The 4-door Enclave is attractive and classy, and although large it reflects the slimming down trend in the rear exterior you’re finding on 2009 crossover models. The interior is the epitome of luxury with its wood accents on the leather-wrapped steering wheel, dashboard, and side door panels. Power everything, from seats to side mirrors. Dual air control, audio controls on steering wheel, remote start and liftgate, ultrasonic rear parking assist, top-notch Bose speakers, OnStar – all easy to understand and apply. It has three row of seating, with the second row featuring a smart slide system for easy accessibility.

It’s like a minivan all dressed up. The best part is that for what you get, it's an incredible deal. For a 2008 Buick Enclave CX with a 275-horsepower 3.6-liter V6 engine, full-wheel drive, and all the bells and whistles mentioned above and below, final price tag reaches $36,045.


Stylish But Comfortable Results: The Enclave has an extremely stylish look. Headlights are reminiscent of Lexus models and feature a high-intensity discharge. The interior is very roomy. Seats couldn’t have been more secure, with power seating letting you personalize your comfort even more. I was surprised to find out the CX isn’t even the best trim available (the CXL is apparently even more luxurious).

Reliability & Safety Factor: If you don't know this already, GM is one of the few manufacturers who provide the OnStar system, which is hands-free calling with 24-hour roadside assistance. Although it is a new car, it has the same engine as the Consumer Reports recommend Saturn Outlook (and although not recommended, in a recent study of third-row crossovers Consumer Reports found the Enclave tied with the Outlook, the Hyundai Veracruz, and Ford Taurus X Limited). GM offers a 5-year or 100,000 mile powertrain limited warranty and a 4-year or 50,000 mile bumper-to-bumper warranty.

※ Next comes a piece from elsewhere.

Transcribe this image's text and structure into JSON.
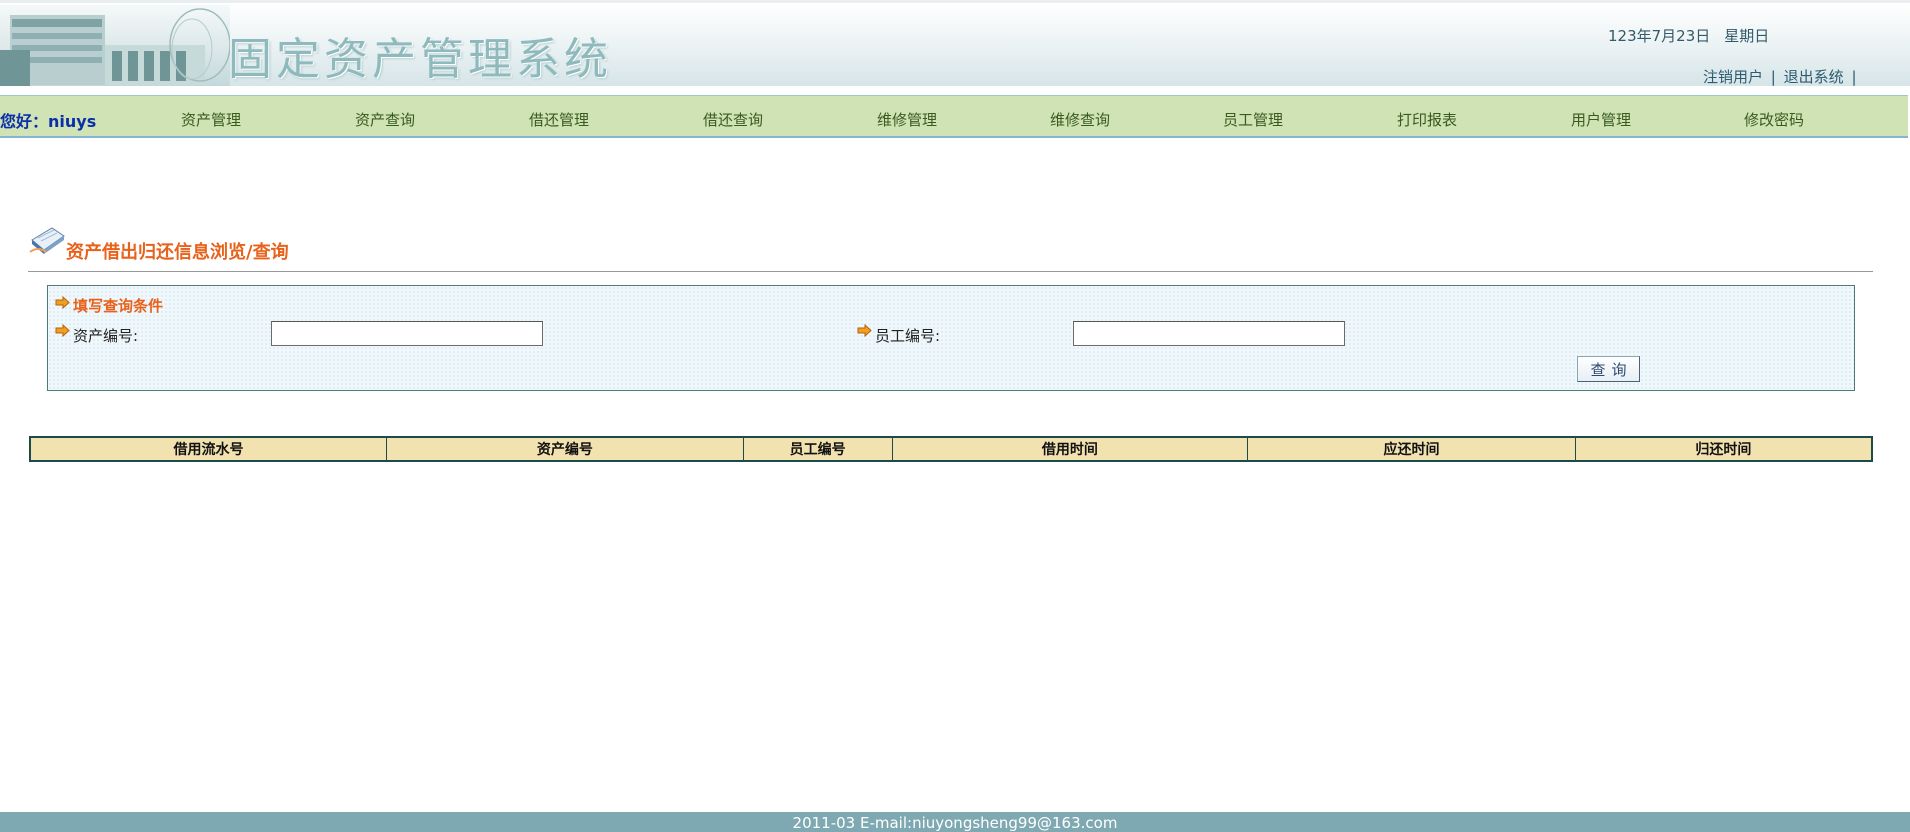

Cost Issues: Take away the Entertainment Package (6-disc CD player, rear seat audio, Bose speakers), a white diamond tri-coat (?), remote start and the heated windshield wiper fluid on the model I drove, and you'd pay the standard vehicle price of $32,7900 (without destination charges – negotiate those out). I'll be very surprised if this vehicle doesn't do well with the older, Baby Boomer market.

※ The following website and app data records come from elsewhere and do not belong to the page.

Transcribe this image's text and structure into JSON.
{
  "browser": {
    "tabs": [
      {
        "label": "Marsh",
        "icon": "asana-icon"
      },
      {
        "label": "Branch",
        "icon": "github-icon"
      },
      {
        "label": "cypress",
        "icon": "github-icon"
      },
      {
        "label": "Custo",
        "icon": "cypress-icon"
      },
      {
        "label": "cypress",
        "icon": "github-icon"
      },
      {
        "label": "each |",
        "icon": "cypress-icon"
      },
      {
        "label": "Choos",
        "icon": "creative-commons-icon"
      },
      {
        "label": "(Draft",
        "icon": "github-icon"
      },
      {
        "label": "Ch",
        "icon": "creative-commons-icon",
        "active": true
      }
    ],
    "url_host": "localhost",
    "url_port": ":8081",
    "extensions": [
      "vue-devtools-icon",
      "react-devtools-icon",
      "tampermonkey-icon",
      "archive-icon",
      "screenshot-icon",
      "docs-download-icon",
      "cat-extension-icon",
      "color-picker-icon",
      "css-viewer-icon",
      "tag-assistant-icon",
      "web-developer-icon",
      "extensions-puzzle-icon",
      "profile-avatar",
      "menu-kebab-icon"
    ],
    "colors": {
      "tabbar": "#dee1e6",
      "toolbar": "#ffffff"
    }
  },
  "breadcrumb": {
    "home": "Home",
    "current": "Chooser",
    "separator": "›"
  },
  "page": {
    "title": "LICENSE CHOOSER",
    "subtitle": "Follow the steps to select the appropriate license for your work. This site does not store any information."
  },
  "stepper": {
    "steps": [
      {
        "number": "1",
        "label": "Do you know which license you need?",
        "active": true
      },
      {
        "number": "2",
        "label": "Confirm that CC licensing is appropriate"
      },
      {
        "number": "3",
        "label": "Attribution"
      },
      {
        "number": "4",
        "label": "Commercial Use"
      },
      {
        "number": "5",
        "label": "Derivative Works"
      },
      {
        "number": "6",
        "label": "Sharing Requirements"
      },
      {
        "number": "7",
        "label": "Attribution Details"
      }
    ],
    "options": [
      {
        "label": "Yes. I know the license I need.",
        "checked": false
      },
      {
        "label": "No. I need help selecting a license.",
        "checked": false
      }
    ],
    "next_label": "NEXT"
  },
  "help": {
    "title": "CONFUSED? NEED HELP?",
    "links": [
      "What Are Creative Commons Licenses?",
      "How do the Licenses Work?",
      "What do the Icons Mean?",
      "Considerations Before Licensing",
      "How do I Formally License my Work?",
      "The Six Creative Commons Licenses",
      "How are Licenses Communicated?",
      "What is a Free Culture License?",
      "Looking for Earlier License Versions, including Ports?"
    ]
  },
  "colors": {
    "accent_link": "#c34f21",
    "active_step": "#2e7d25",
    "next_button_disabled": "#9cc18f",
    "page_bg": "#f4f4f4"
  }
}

Activity & Performance Ability: The Enclave houses the 3.6-liter V6 engine also found in the Saturn Outlook and GMC Acadia. I thought I'd feel small and overpowered by it, but by the end of my weeklong test drive it felt like a zippy, smaller crossover. This vehicle has to be one of the quietest cars I have ever driven. I fell in love with the breaks – nothing edgy about them, completely smooth and responsive. The shorter hood gives great visibility. Turning radius not bad at all, but I tended to look for larger parking spaces.

The Green Concern: The Enclave (or Buick) is toting Best-in-class fuel economy ratings. It claims 16-mpg city and 24-mpg highway. I received an average of 18-mpg, which is slightly better than most. However, the Toyota Highlander Hybrid (third-row competitor) does gets better at 24-mpg.

FINAL PARTING WORDS: The Buick Enclave is what you get (meaning, you go purchase it) when you're ready to upgrade from your minivan either because the kids have grown up or because you realize this vehicle has what you need: Family functionality, class, and affordability.

Katrina's Car Tips For Women Drivers
Katrina's 2010 and 2009 Model Reviews For Women Drivers
Katrina's 2008 Model Reviews For Women Drivers

2008 Katrina Ramser